- Does SPF in BB and CC creams help?Generally anything that offers sun protection is beneficial, but the minimal SPF in moisturizers, foundations and creams, by themselves, is not enough to protect your skin against the harmful UVA & UVB sun rays. It is a misconception that the SPF in these creams and lotions is enough sun protection when in reality the sun protection factor often gets diluted by the presence of other excipients and active ingredients present in the products. It is recommended that the usage of these creams should be supplemented by a good SPF sunscreen.
Sunscreen tips for healthy skin
- Choose the correct sunscreen for your skin type (dry, oily, sensitive or acne prone).
- Ensure that you choose the right SPF.
- Make sure that your sunscreen provides broad spectrum protection (UVA & UVB both).
- Know the ingredients in your sunscreen to make sure there are no harmful chemicals that can cause harm to your skin.
- Is the sunscreen water & sweat resistant?
- Check whether the sunscreen has an expiry date to ensure that you do not use an outdated (and thus an unsafe) product.
Skincare tips – How to protect your skin from the sun?
- UVA and UVB rays are essential for Vitamin D synthesis but make sure you get your Vitamin D in a safe manner, preferably in the early morning sun or even through Vitamin D supplements.
- Make sure you stay in shade during the hotter hours during the day as the sun’s rays at more intense during this period.
- Use sunscreen every day before going out, even if it is rainy, cloudy or hot.
- Make sure to re-apply sunscreen every two hours.
- Wear long sleeved, loose tops and full pants, preferably cotton, to protect the skin of your arms and legs.
- Use a cap or hat to cover your head and neck in the sun.
- Protect your eyes by wearing sunglasses which provide good UV protection.

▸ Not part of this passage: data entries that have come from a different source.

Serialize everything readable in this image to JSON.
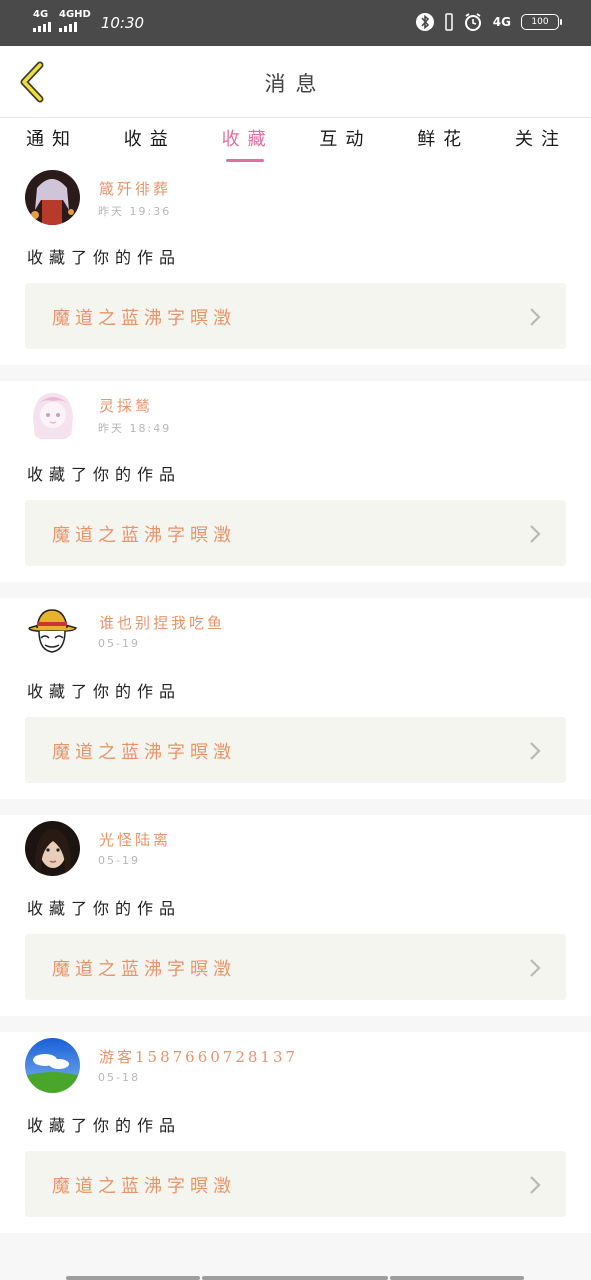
{
  "status_bar": {
    "sim1": "4G",
    "sim2": "4GHD",
    "time": "10:30",
    "network": "4G",
    "battery": "100"
  },
  "header": {
    "title": "消息",
    "back_icon": "chevron-left-icon"
  },
  "tabs": [
    {
      "label": "通知",
      "active": false
    },
    {
      "label": "收益",
      "active": false
    },
    {
      "label": "收藏",
      "active": true
    },
    {
      "label": "互动",
      "active": false
    },
    {
      "label": "鲜花",
      "active": false
    },
    {
      "label": "关注",
      "active": false
    }
  ],
  "colors": {
    "accent_pink": "#e06fa3",
    "name_orange": "#e8946a",
    "card_bg": "#f5f5ef"
  },
  "notifications": [
    {
      "user": "箴歼徘葬",
      "time": "昨天 19:36",
      "action": "收藏了你的作品",
      "work": "魔道之蓝沸字暝澂",
      "avatar": "anime-girl-dark"
    },
    {
      "user": "灵採鸶",
      "time": "昨天 18:49",
      "action": "收藏了你的作品",
      "work": "魔道之蓝沸字暝澂",
      "avatar": "anime-girl-light"
    },
    {
      "user": "谁也别捏我吃鱼",
      "time": "05-19",
      "action": "收藏了你的作品",
      "work": "魔道之蓝沸字暝澂",
      "avatar": "straw-hat-boy"
    },
    {
      "user": "光怪陆离",
      "time": "05-19",
      "action": "收藏了你的作品",
      "work": "魔道之蓝沸字暝澂",
      "avatar": "girl-photo"
    },
    {
      "user": "游客1587660728137",
      "time": "05-18",
      "action": "收藏了你的作品",
      "work": "魔道之蓝沸字暝澂",
      "avatar": "sky-landscape"
    }
  ]
}
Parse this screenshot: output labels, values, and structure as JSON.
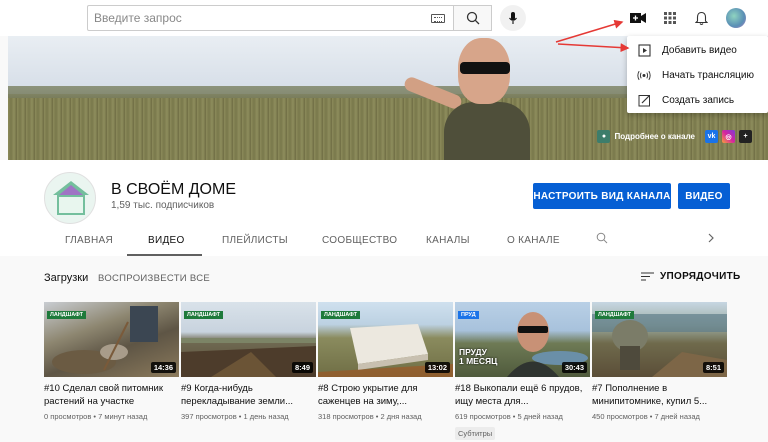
{
  "topbar": {
    "search_placeholder": "Введите запрос",
    "icons": [
      "keyboard-icon",
      "search-icon",
      "mic-icon",
      "create-video-icon",
      "apps-grid-icon",
      "bell-icon",
      "avatar"
    ]
  },
  "create_menu": {
    "items": [
      {
        "label": "Добавить видео",
        "icon": "upload-video-icon"
      },
      {
        "label": "Начать трансляцию",
        "icon": "live-broadcast-icon"
      },
      {
        "label": "Создать запись",
        "icon": "edit-post-icon"
      }
    ]
  },
  "banner": {
    "link_label": "Подробнее о канале",
    "social": [
      "vk-icon",
      "instagram-icon",
      "plus-icon"
    ]
  },
  "channel": {
    "name": "В СВОЁМ ДОМЕ",
    "subscribers": "1,59 тыс. подписчиков",
    "avatar_text": "В СВОЁМ ДОМЕ",
    "customize_button": "НАСТРОИТЬ ВИД КАНАЛА",
    "video_button": "ВИДЕО"
  },
  "tabs": [
    "ГЛАВНАЯ",
    "ВИДЕО",
    "ПЛЕЙЛИСТЫ",
    "СООБЩЕСТВО",
    "КАНАЛЫ",
    "О КАНАЛЕ"
  ],
  "active_tab": "ВИДЕО",
  "uploads": {
    "title": "Загрузки",
    "play_all": "ВОСПРОИЗВЕСТИ ВСЕ",
    "sort": "УПОРЯДОЧИТЬ"
  },
  "videos": [
    {
      "badge": "ЛАНДШАФТ",
      "duration": "14:36",
      "title": "#10 Сделал свой питомник растений на участке",
      "meta": "0 просмотров • 7 минут назад",
      "overlay": ""
    },
    {
      "badge": "ЛАНДШАФТ",
      "duration": "8:49",
      "title": "#9 Когда-нибудь перекладывание земли...",
      "meta": "397 просмотров • 1 день назад",
      "overlay": ""
    },
    {
      "badge": "ЛАНДШАФТ",
      "duration": "13:02",
      "title": "#8 Строю укрытие для саженцев на зиму,...",
      "meta": "318 просмотров • 2 дня назад",
      "overlay": ""
    },
    {
      "badge": "ПРУД",
      "duration": "30:43",
      "title": "#18 Выкопали ещё 6 прудов, ищу места для...",
      "meta": "619 просмотров • 5 дней назад",
      "overlay": "ПРУДУ\n1 МЕСЯЦ",
      "extra_badge": "Субтитры"
    },
    {
      "badge": "ЛАНДШАФТ",
      "duration": "8:51",
      "title": "#7 Пополнение в минипитомнике, купил 5...",
      "meta": "450 просмотров • 7 дней назад",
      "overlay": ""
    }
  ],
  "colors": {
    "accent": "#065fd4",
    "progress": "#ff0000",
    "badge_green": "#1e7a3b",
    "badge_blue": "#1a73e8",
    "arrow_red": "#e53935"
  }
}
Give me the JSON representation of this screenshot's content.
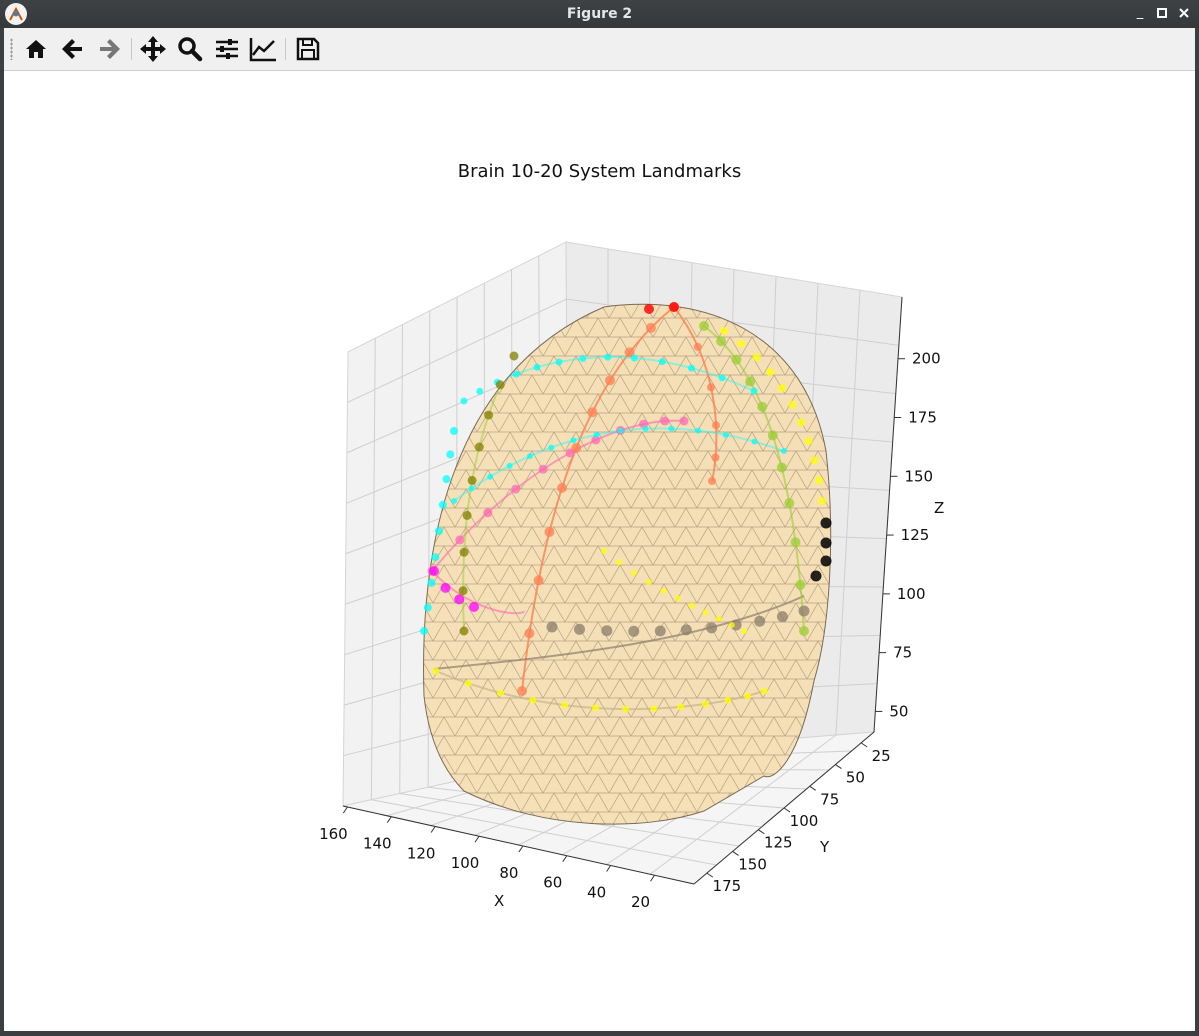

- Avoid tanning beds as they can cause skin damage and may lead to skin cancer.
Dermatologist, Cosmetologist, Tricologist, Leprologist, Venereologist